In the leadup to Continuity Insights New York, October 29-30, 2012 at The Hotel Pennsylvania in New York City, Continuity Insights asks presenters about their chosen topics, critical business continuity skills, how prepared we can be, and which famous person would have made a good business continuity professional. This week Mark Haimowitz, Director of Business Continuity Planning at Disney ABC Television Network, discusses how technology affects BC plans, event-agnostic disaster planning and what business continuity professionals can learn from Paul McCartney.
Continuity Insights: In New York you will present a case study outlining the strategies used by ABC Television to stay “on air” 24/7, and the complexities introduced by multi-platform viewing.
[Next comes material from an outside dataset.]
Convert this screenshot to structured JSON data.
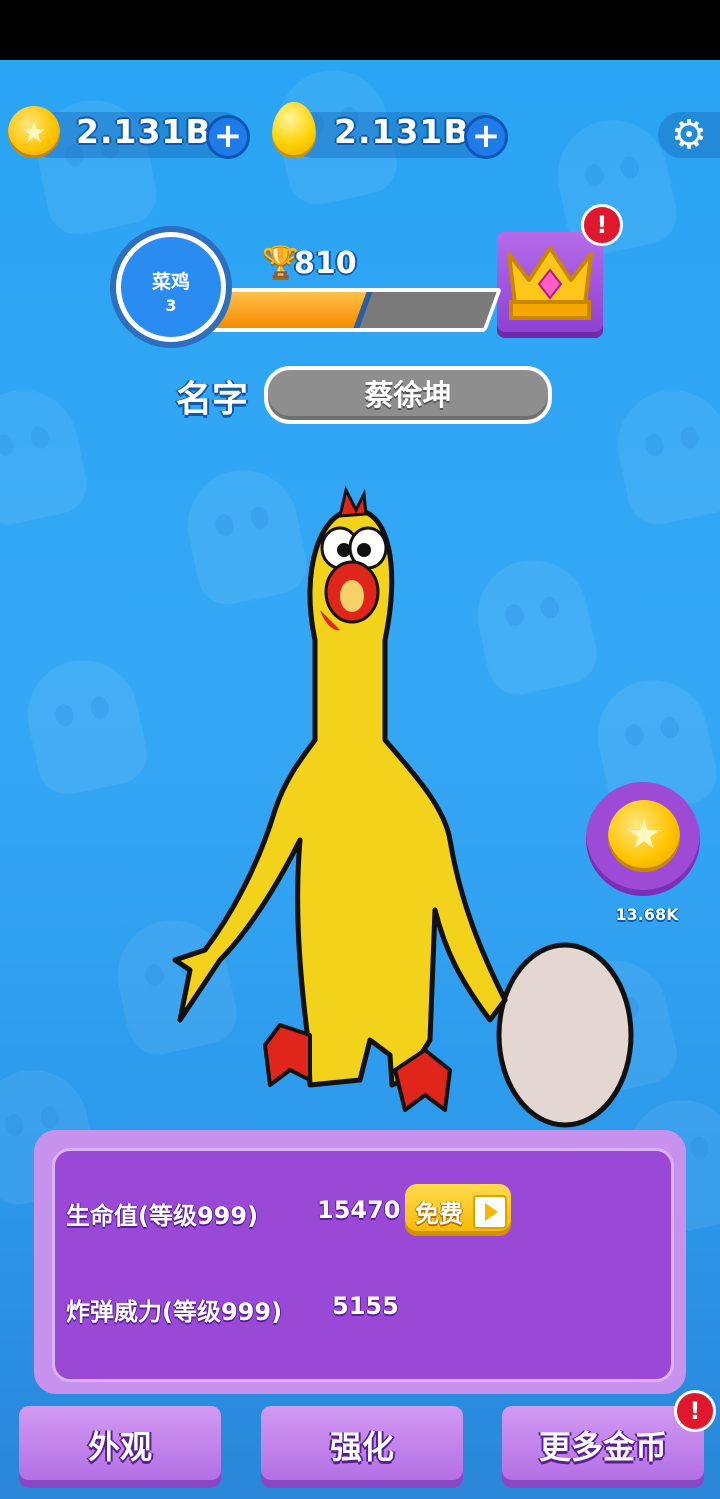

How often must you update business continuity plans in order to account for changing technologies?
Mark Haimowitz: When new or revised technology is put into production we look at the implications of our backup and recovery as part of the implementation. At a minimum plans are scheduled to be reviewed annually.
CI: Complete this sentence: To be a successful business continuity professional you must master the risk assessment, the BIA and _________________.
MH: The ability to actually listen to your client.
CI: True or false: There are some things you simply cannot plan for, e.g. the massive earthquake and tsunami in Japan last year.
MH: True. Better to focus on the impacts of a large-scale disaster than the event itself. Prioritize the disaster impacts such as facility damages, technology failures, power outages, communication breakdowns and personnel shortages to your BCP objectives. Then decide what mitigation is needed (and possible), what are your emergency response actions (stressing personnel safety) and choose the recovery solutions that are practical, implementable, cost effective, maintainable and address multiple impacts.
CI: Which U.S. president, sportsperson or musician do you think would have made a good business continuity professional and why?
MH: Sir James Paul McCartney. Paul is a musician, singer, songwriter, composer and an artist who has remained relevant in the business for over 50 years. Staying employed and relevant are key objectives for any business continuity professional. And mastereing many talents within your field is a key to that longevity and success. Over the years, Paul has continually adapted while keeping his musical essence — the core of who he is.
CI: If you formed a band with other business continuity professionals what would you call it?
MH: Get Back
For more information on Haimowitz's presentation, as well as the full agenda and registration details, visit the Continuity Insights New York website at www.continuitynewyork.com.